_Exercise_.
Collect each line of the records containing the string "Showcase".
◇ ◇ ◇ ◇
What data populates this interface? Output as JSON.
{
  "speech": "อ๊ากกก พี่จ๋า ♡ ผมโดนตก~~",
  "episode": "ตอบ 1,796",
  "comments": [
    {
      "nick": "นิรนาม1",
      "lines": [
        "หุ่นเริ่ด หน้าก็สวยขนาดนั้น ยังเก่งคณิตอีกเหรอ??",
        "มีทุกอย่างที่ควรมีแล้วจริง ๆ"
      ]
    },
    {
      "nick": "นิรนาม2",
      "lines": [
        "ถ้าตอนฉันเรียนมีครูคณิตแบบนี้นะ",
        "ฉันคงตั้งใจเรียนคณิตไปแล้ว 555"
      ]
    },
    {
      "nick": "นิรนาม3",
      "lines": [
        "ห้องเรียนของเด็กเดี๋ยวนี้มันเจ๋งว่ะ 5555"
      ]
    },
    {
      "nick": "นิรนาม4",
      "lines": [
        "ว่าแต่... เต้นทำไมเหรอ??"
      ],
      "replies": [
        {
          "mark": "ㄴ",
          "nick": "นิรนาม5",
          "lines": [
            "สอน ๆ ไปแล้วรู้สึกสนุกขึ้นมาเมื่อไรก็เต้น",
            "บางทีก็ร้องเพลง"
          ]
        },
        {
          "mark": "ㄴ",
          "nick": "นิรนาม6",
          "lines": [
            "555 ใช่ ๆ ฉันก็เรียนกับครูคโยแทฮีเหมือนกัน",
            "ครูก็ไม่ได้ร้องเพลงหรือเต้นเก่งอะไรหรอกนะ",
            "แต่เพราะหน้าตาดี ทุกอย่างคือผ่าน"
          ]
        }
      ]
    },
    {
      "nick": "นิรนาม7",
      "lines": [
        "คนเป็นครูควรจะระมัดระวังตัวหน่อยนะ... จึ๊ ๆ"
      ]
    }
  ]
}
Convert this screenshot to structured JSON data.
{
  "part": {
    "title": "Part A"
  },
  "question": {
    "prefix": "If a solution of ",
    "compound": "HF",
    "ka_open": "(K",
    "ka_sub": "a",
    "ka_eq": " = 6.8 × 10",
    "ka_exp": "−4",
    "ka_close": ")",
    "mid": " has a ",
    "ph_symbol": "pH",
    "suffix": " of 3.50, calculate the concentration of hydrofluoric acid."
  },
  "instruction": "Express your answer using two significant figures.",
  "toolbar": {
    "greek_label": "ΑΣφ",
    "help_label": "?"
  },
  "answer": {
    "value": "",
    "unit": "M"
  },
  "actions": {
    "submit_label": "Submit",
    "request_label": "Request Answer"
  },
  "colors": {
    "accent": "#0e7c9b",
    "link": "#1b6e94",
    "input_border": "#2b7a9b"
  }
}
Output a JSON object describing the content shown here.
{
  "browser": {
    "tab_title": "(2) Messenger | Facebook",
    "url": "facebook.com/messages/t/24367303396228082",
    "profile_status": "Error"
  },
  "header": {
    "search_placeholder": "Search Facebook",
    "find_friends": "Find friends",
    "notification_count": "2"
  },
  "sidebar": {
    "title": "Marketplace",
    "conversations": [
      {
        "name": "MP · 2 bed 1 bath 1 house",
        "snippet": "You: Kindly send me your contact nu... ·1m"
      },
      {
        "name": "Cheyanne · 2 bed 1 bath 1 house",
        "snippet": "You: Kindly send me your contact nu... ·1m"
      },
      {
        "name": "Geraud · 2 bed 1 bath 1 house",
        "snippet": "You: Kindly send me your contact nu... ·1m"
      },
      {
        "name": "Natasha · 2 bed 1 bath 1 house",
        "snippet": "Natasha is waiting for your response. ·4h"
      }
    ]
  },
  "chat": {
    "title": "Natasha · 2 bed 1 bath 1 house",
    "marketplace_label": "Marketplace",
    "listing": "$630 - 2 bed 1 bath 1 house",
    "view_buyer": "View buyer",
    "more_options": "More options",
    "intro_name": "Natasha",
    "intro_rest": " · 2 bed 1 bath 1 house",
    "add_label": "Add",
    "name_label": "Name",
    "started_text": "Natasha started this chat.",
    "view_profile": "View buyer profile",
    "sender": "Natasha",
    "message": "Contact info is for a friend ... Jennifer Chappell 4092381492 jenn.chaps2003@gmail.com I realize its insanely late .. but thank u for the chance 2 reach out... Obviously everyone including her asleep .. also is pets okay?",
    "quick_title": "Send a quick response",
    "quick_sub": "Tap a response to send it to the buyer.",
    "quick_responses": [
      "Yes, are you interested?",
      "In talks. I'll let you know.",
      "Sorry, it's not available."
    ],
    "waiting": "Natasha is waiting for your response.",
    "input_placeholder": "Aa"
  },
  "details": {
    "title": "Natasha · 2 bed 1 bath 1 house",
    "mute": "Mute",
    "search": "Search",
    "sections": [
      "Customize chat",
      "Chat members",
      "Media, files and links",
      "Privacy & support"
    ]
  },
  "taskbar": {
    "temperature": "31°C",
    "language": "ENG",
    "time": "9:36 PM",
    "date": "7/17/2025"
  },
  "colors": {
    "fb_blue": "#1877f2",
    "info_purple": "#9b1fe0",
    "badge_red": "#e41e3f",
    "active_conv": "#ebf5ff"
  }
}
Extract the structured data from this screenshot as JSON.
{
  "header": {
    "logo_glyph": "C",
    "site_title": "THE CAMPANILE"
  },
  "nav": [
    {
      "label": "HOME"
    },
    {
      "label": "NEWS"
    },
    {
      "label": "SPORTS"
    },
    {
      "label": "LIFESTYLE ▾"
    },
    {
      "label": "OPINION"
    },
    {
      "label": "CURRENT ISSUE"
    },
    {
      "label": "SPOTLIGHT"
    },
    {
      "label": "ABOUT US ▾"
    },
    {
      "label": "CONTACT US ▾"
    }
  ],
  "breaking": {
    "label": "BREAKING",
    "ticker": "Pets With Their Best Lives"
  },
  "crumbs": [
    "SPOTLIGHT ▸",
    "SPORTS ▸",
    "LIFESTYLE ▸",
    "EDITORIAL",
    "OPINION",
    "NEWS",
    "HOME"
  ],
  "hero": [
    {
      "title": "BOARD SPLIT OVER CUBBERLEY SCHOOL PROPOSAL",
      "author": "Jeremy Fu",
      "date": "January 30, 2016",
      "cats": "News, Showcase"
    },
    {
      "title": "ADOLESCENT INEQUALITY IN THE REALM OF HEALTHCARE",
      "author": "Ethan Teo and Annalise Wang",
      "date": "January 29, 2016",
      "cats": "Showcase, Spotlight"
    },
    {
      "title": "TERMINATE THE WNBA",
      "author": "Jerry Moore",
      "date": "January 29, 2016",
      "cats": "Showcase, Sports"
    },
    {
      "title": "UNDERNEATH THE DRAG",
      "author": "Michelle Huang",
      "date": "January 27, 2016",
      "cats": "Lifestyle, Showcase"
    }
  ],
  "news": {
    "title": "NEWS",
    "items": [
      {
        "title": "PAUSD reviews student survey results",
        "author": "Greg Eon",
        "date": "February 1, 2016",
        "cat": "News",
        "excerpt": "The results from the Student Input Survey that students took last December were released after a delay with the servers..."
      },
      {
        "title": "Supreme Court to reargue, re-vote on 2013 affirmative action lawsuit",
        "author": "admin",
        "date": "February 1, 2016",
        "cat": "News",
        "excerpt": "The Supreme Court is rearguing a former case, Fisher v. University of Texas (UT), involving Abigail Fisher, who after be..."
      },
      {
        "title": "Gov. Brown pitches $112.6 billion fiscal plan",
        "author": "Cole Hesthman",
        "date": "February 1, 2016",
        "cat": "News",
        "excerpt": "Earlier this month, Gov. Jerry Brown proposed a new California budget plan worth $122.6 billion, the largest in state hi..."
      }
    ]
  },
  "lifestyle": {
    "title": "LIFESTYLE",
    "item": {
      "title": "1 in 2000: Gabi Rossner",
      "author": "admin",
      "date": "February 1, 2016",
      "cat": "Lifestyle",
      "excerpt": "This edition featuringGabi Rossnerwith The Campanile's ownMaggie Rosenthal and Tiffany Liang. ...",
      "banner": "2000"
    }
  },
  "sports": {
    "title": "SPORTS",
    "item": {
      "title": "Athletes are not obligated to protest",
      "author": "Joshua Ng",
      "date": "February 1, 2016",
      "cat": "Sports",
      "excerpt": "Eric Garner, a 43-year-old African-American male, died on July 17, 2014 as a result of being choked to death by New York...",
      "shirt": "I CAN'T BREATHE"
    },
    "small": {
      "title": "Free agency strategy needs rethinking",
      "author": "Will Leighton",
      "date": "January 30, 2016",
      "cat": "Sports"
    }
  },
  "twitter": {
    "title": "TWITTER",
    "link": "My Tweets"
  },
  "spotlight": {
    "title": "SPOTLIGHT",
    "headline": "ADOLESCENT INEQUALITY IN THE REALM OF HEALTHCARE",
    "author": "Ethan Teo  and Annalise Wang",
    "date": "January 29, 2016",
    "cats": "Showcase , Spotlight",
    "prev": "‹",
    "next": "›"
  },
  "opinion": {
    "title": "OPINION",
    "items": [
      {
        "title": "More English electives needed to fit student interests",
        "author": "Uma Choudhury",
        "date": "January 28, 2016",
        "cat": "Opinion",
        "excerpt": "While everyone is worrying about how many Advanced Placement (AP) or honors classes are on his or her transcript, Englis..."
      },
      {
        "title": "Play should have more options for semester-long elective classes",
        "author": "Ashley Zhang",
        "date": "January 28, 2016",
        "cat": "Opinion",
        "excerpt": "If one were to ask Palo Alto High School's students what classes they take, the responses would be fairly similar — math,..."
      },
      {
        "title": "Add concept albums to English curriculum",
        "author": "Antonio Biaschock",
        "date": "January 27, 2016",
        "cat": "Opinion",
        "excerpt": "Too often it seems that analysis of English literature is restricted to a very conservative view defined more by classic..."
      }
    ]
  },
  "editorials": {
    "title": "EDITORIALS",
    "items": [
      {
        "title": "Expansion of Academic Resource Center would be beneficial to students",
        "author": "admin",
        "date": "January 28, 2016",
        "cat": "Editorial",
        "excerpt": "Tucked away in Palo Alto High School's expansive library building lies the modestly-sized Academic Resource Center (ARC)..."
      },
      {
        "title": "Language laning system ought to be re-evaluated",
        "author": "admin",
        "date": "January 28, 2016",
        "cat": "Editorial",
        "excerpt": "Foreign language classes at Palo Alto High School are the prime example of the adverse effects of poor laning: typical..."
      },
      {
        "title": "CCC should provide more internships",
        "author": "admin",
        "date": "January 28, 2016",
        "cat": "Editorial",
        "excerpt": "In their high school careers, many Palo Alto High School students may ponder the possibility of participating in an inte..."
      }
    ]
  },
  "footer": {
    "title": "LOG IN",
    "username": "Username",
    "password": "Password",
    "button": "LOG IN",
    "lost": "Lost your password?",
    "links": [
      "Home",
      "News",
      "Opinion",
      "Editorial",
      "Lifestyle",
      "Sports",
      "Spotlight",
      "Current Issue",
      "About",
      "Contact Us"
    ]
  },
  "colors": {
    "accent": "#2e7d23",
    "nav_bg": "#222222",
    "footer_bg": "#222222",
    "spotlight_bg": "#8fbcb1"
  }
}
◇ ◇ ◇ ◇
_Worked solution_.
      "cats": "News, Showcase"
      "cats": "Showcase, Spotlight"
      "cats": "Showcase, Sports"
      "cats": "Lifestyle, Showcase"
    "cats": "Showcase , Spotlight",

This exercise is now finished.